The Victoria Electric Vehicle Association’s annual Spring EV count caused a bit of a commotion Wednesday morning after one of its members was mistaken for a person in distress, resulting in police being called.
Association president David Grove said volunteer Glenn Garry was standing on the Helmcken Road overpass crossing the Trans-Canada Highway when he was suddenly approached by an RCMP officer.
“He was quite startled when the police showed up, but he said he was all good and was just counting electric vehicles,” said Grove. “The police were aware of us, and they know us, but I guess they got a call from people who were concerned. It’s good to know people are looking out for each other.”
Garry was on the overpass counting the number of electric vehicles seen on access roads coming and going from Victoria, but was mistaken for a person in distress by a passerby who contacted police around 8 a.m., a response that resulted in brief traffic disruptions.
While the incident ended up being a false alarm, West Shore RCMP Const. Meghan Groulx said citizens are encouraged to report any suspicious or concerning activity in the community to police.

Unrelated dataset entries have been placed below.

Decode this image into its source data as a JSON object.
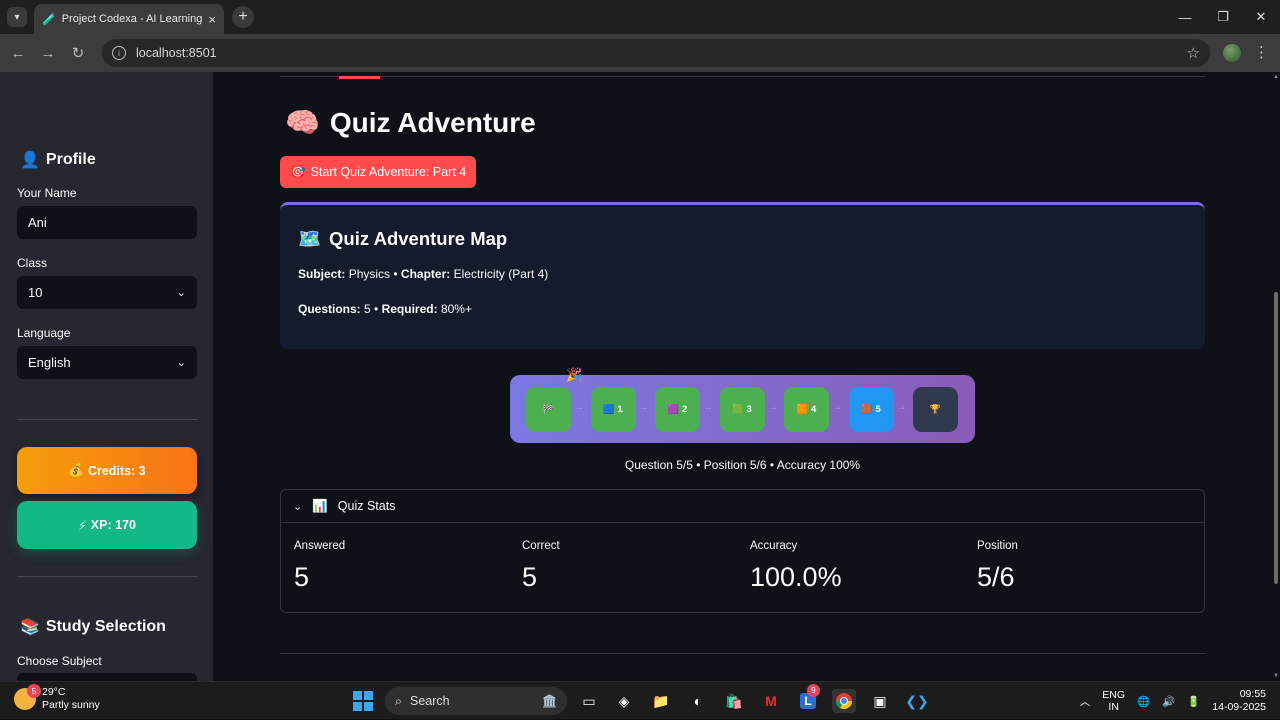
{
  "browser": {
    "tab_title": "Project Codexa - AI Learning Pl",
    "url": "localhost:8501"
  },
  "sidebar": {
    "profile_heading": "Profile",
    "name_label": "Your Name",
    "name_value": "Ani",
    "class_label": "Class",
    "class_value": "10",
    "language_label": "Language",
    "language_value": "English",
    "credits": "Credits: 3",
    "xp": "XP: 170",
    "study_heading": "Study Selection",
    "subject_label": "Choose Subject"
  },
  "main": {
    "title": "Quiz Adventure",
    "start_button": "Start Quiz Adventure: Part 4",
    "map": {
      "title": "Quiz Adventure Map",
      "subject_label": "Subject:",
      "subject_value": "Physics",
      "chapter_label": "Chapter:",
      "chapter_value": "Electricity (Part 4)",
      "questions_label": "Questions:",
      "questions_value": "5",
      "required_label": "Required:",
      "required_value": "80%+"
    },
    "nodes": [
      {
        "label": "",
        "glyph": "🏁",
        "color": "#4caf50"
      },
      {
        "label": "1",
        "glyph": "🟦",
        "color": "#4caf50"
      },
      {
        "label": "2",
        "glyph": "🟪",
        "color": "#4caf50"
      },
      {
        "label": "3",
        "glyph": "🟩",
        "color": "#4caf50"
      },
      {
        "label": "4",
        "glyph": "🟧",
        "color": "#4caf50"
      },
      {
        "label": "5",
        "glyph": "🟫",
        "color": "#2196f3"
      },
      {
        "label": "",
        "glyph": "🏆",
        "color": "#2f3a4e"
      }
    ],
    "progress_text": "Question 5/5 • Position 5/6 • Accuracy 100%",
    "stats": {
      "title": "Quiz Stats",
      "metrics": [
        {
          "label": "Answered",
          "value": "5"
        },
        {
          "label": "Correct",
          "value": "5"
        },
        {
          "label": "Accuracy",
          "value": "100.0%"
        },
        {
          "label": "Position",
          "value": "5/6"
        }
      ]
    }
  },
  "taskbar": {
    "weather_temp": "29°C",
    "weather_desc": "Partly sunny",
    "weather_badge": "5",
    "search": "Search",
    "lang_top": "ENG",
    "lang_bottom": "IN",
    "time": "09:55",
    "date": "14-09-2025",
    "l_badge": "9"
  }
}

The confusion led to a flurry of social media posts from concerned citizens, with many commenters hoping everyone involved was alright. Others used it as an opportunity to call for increased mental health services.
Garry himself chimed in on social media, identifying himself as the “jumper” to explain what was happening and to thank the “compassionate, if imaginative” concerned citizen for reporting it to police.
Grove said if nothing else, the incident showed how caring the community is and the association would look at ways to better identify their volunteers the next time they conduct a count.
In terms of the numbers from the count, Grove reported a 70-per-cent increase in EV’s spotted on the road compared to last year. A total of 1,728 electric vehicles were counted between 6:30 and 9 a.m. on April 13, compared to 1,023 in 2021.